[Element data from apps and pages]

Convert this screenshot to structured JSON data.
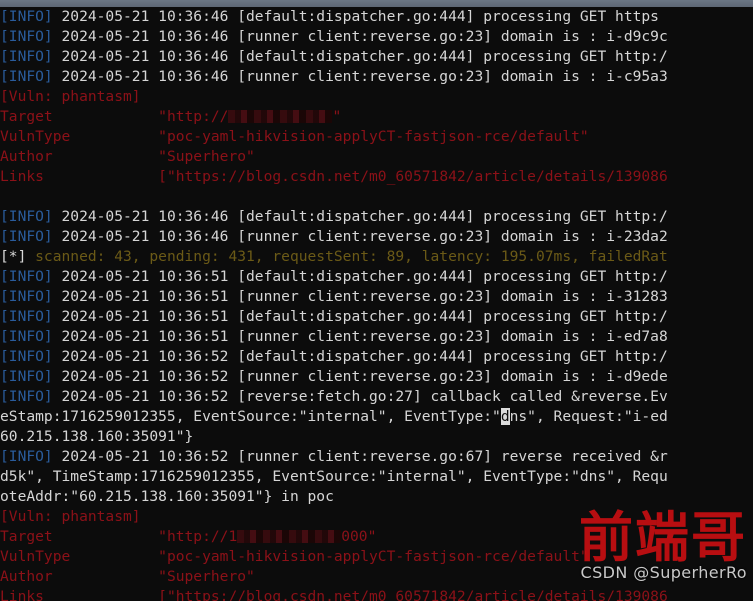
{
  "window": {
    "title_bar_color": "#5d6774",
    "background": "#0c0c0c"
  },
  "colors": {
    "info_tag": "#2a5c9c",
    "log_text": "#d6d6d6",
    "stat_text": "#6b5a17",
    "stat_number": "#8a7420",
    "vuln_text": "#8c1118",
    "cursor_bg": "#dcdcdc",
    "watermark_red": "#c60f12",
    "watermark_gray": "#c9c9c9"
  },
  "watermark": {
    "chinese": "前端哥",
    "english": "CSDN @SuperherRo"
  },
  "tokens": {
    "info_tag": "[INFO]",
    "star_tag": "[*]",
    "date": "2024-05-21"
  },
  "lines": [
    {
      "id": "l1",
      "type": "info",
      "tag": "[INFO]",
      "text": " 2024-05-21 10:36:46 [default:dispatcher.go:444] processing GET https"
    },
    {
      "id": "l2",
      "type": "info",
      "tag": "[INFO]",
      "text": " 2024-05-21 10:36:46 [runner client:reverse.go:23] domain is : i-d9c9c"
    },
    {
      "id": "l3",
      "type": "info",
      "tag": "[INFO]",
      "text": " 2024-05-21 10:36:46 [default:dispatcher.go:444] processing GET http:/"
    },
    {
      "id": "l4",
      "type": "info",
      "tag": "[INFO]",
      "text": " 2024-05-21 10:36:46 [runner client:reverse.go:23] domain is : i-c95a3"
    },
    {
      "id": "l5",
      "type": "vuln-header",
      "text": "[Vuln: phantasm]"
    },
    {
      "id": "l6",
      "type": "vuln-target",
      "key": "Target",
      "prefix": "\"http://",
      "suffix": "\""
    },
    {
      "id": "l7",
      "type": "vuln-kv",
      "key": "VulnType",
      "value": "\"poc-yaml-hikvision-applyCT-fastjson-rce/default\""
    },
    {
      "id": "l8",
      "type": "vuln-kv",
      "key": "Author",
      "value": "\"Superhero\""
    },
    {
      "id": "l9",
      "type": "vuln-kv",
      "key": "Links",
      "value": "[\"https://blog.csdn.net/m0_60571842/article/details/139086"
    },
    {
      "id": "l10",
      "type": "blank",
      "text": ""
    },
    {
      "id": "l11",
      "type": "info",
      "tag": "[INFO]",
      "text": " 2024-05-21 10:36:46 [default:dispatcher.go:444] processing GET http:/"
    },
    {
      "id": "l12",
      "type": "info",
      "tag": "[INFO]",
      "text": " 2024-05-21 10:36:46 [runner client:reverse.go:23] domain is : i-23da2"
    },
    {
      "id": "l13",
      "type": "stat",
      "tag": "[*]",
      "text": " scanned: 43, pending: 431, requestSent: 89, latency: 195.07ms, failedRat"
    },
    {
      "id": "l14",
      "type": "info",
      "tag": "[INFO]",
      "text": " 2024-05-21 10:36:51 [default:dispatcher.go:444] processing GET http:/"
    },
    {
      "id": "l15",
      "type": "info",
      "tag": "[INFO]",
      "text": " 2024-05-21 10:36:51 [runner client:reverse.go:23] domain is : i-31283"
    },
    {
      "id": "l16",
      "type": "info",
      "tag": "[INFO]",
      "text": " 2024-05-21 10:36:51 [default:dispatcher.go:444] processing GET http:/"
    },
    {
      "id": "l17",
      "type": "info",
      "tag": "[INFO]",
      "text": " 2024-05-21 10:36:51 [runner client:reverse.go:23] domain is : i-ed7a8"
    },
    {
      "id": "l18",
      "type": "info",
      "tag": "[INFO]",
      "text": " 2024-05-21 10:36:52 [default:dispatcher.go:444] processing GET http:/"
    },
    {
      "id": "l19",
      "type": "info",
      "tag": "[INFO]",
      "text": " 2024-05-21 10:36:52 [runner client:reverse.go:23] domain is : i-d9ede"
    },
    {
      "id": "l20",
      "type": "info",
      "tag": "[INFO]",
      "text": " 2024-05-21 10:36:52 [reverse:fetch.go:27] callback called &reverse.Ev"
    },
    {
      "id": "l21",
      "type": "cursor-line",
      "before": "eStamp:1716259012355, EventSource:\"internal\", EventType:\"",
      "cursor": "d",
      "after": "ns\", Request:\"i-ed"
    },
    {
      "id": "l22",
      "type": "log",
      "text": "60.215.138.160:35091\"}"
    },
    {
      "id": "l23",
      "type": "info",
      "tag": "[INFO]",
      "text": " 2024-05-21 10:36:52 [runner client:reverse.go:67] reverse received &r"
    },
    {
      "id": "l24",
      "type": "log",
      "text": "d5k\", TimeStamp:1716259012355, EventSource:\"internal\", EventType:\"dns\", Requ"
    },
    {
      "id": "l25",
      "type": "log",
      "text": "oteAddr:\"60.215.138.160:35091\"} in poc"
    },
    {
      "id": "l26",
      "type": "vuln-header",
      "text": "[Vuln: phantasm]"
    },
    {
      "id": "l27",
      "type": "vuln-target",
      "key": "Target",
      "prefix": "\"http://1",
      "suffix": "000\""
    },
    {
      "id": "l28",
      "type": "vuln-kv",
      "key": "VulnType",
      "value": "\"poc-yaml-hikvision-applyCT-fastjson-rce/default\""
    },
    {
      "id": "l29",
      "type": "vuln-kv",
      "key": "Author",
      "value": "\"Superhero\""
    },
    {
      "id": "l30",
      "type": "vuln-kv",
      "key": "Links",
      "value": "[\"https://blog.csdn.net/m0_60571842/article/details/139086"
    }
  ]
}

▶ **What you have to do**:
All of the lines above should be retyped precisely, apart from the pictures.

▶ **Exercise response**:
Convert this screenshot to structured JSON data.
{
  "window": {
    "title_bar_color": "#5d6774",
    "background": "#0c0c0c"
  },
  "colors": {
    "info_tag": "#2a5c9c",
    "log_text": "#d6d6d6",
    "stat_text": "#6b5a17",
    "stat_number": "#8a7420",
    "vuln_text": "#8c1118",
    "cursor_bg": "#dcdcdc",
    "watermark_red": "#c60f12",
    "watermark_gray": "#c9c9c9"
  },
  "watermark": {
    "chinese": "前端哥",
    "english": "CSDN @SuperherRo"
  },
  "tokens": {
    "info_tag": "[INFO]",
    "star_tag": "[*]",
    "date": "2024-05-21"
  },
  "lines": [
    {
      "id": "l1",
      "type": "info",
      "tag": "[INFO]",
      "text": " 2024-05-21 10:36:46 [default:dispatcher.go:444] processing GET https"
    },
    {
      "id": "l2",
      "type": "info",
      "tag": "[INFO]",
      "text": " 2024-05-21 10:36:46 [runner client:reverse.go:23] domain is : i-d9c9c"
    },
    {
      "id": "l3",
      "type": "info",
      "tag": "[INFO]",
      "text": " 2024-05-21 10:36:46 [default:dispatcher.go:444] processing GET http:/"
    },
    {
      "id": "l4",
      "type": "info",
      "tag": "[INFO]",
      "text": " 2024-05-21 10:36:46 [runner client:reverse.go:23] domain is : i-c95a3"
    },
    {
      "id": "l5",
      "type": "vuln-header",
      "text": "[Vuln: phantasm]"
    },
    {
      "id": "l6",
      "type": "vuln-target",
      "key": "Target",
      "prefix": "\"http://",
      "suffix": "\""
    },
    {
      "id": "l7",
      "type": "vuln-kv",
      "key": "VulnType",
      "value": "\"poc-yaml-hikvision-applyCT-fastjson-rce/default\""
    },
    {
      "id": "l8",
      "type": "vuln-kv",
      "key": "Author",
      "value": "\"Superhero\""
    },
    {
      "id": "l9",
      "type": "vuln-kv",
      "key": "Links",
      "value": "[\"https://blog.csdn.net/m0_60571842/article/details/139086"
    },
    {
      "id": "l10",
      "type": "blank",
      "text": ""
    },
    {
      "id": "l11",
      "type": "info",
      "tag": "[INFO]",
      "text": " 2024-05-21 10:36:46 [default:dispatcher.go:444] processing GET http:/"
    },
    {
      "id": "l12",
      "type": "info",
      "tag": "[INFO]",
      "text": " 2024-05-21 10:36:46 [runner client:reverse.go:23] domain is : i-23da2"
    },
    {
      "id": "l13",
      "type": "stat",
      "tag": "[*]",
      "text": " scanned: 43, pending: 431, requestSent: 89, latency: 195.07ms, failedRat"
    },
    {
      "id": "l14",
      "type": "info",
      "tag": "[INFO]",
      "text": " 2024-05-21 10:36:51 [default:dispatcher.go:444] processing GET http:/"
    },
    {
      "id": "l15",
      "type": "info",
      "tag": "[INFO]",
      "text": " 2024-05-21 10:36:51 [runner client:reverse.go:23] domain is : i-31283"
    },
    {
      "id": "l16",
      "type": "info",
      "tag": "[INFO]",
      "text": " 2024-05-21 10:36:51 [default:dispatcher.go:444] processing GET http:/"
    },
    {
      "id": "l17",
      "type": "info",
      "tag": "[INFO]",
      "text": " 2024-05-21 10:36:51 [runner client:reverse.go:23] domain is : i-ed7a8"
    },
    {
      "id": "l18",
      "type": "info",
      "tag": "[INFO]",
      "text": " 2024-05-21 10:36:52 [default:dispatcher.go:444] processing GET http:/"
    },
    {
      "id": "l19",
      "type": "info",
      "tag": "[INFO]",
      "text": " 2024-05-21 10:36:52 [runner client:reverse.go:23] domain is : i-d9ede"
    },
    {
      "id": "l20",
      "type": "info",
      "tag": "[INFO]",
      "text": " 2024-05-21 10:36:52 [reverse:fetch.go:27] callback called &reverse.Ev"
    },
    {
      "id": "l21",
      "type": "cursor-line",
      "before": "eStamp:1716259012355, EventSource:\"internal\", EventType:\"",
      "cursor": "d",
      "after": "ns\", Request:\"i-ed"
    },
    {
      "id": "l22",
      "type": "log",
      "text": "60.215.138.160:35091\"}"
    },
    {
      "id": "l23",
      "type": "info",
      "tag": "[INFO]",
      "text": " 2024-05-21 10:36:52 [runner client:reverse.go:67] reverse received &r"
    },
    {
      "id": "l24",
      "type": "log",
      "text": "d5k\", TimeStamp:1716259012355, EventSource:\"internal\", EventType:\"dns\", Requ"
    },
    {
      "id": "l25",
      "type": "log",
      "text": "oteAddr:\"60.215.138.160:35091\"} in poc"
    },
    {
      "id": "l26",
      "type": "vuln-header",
      "text": "[Vuln: phantasm]"
    },
    {
      "id": "l27",
      "type": "vuln-target",
      "key": "Target",
      "prefix": "\"http://1",
      "suffix": "000\""
    },
    {
      "id": "l28",
      "type": "vuln-kv",
      "key": "VulnType",
      "value": "\"poc-yaml-hikvision-applyCT-fastjson-rce/default\""
    },
    {
      "id": "l29",
      "type": "vuln-kv",
      "key": "Author",
      "value": "\"Superhero\""
    },
    {
      "id": "l30",
      "type": "vuln-kv",
      "key": "Links",
      "value": "[\"https://blog.csdn.net/m0_60571842/article/details/139086"
    }
  ]
}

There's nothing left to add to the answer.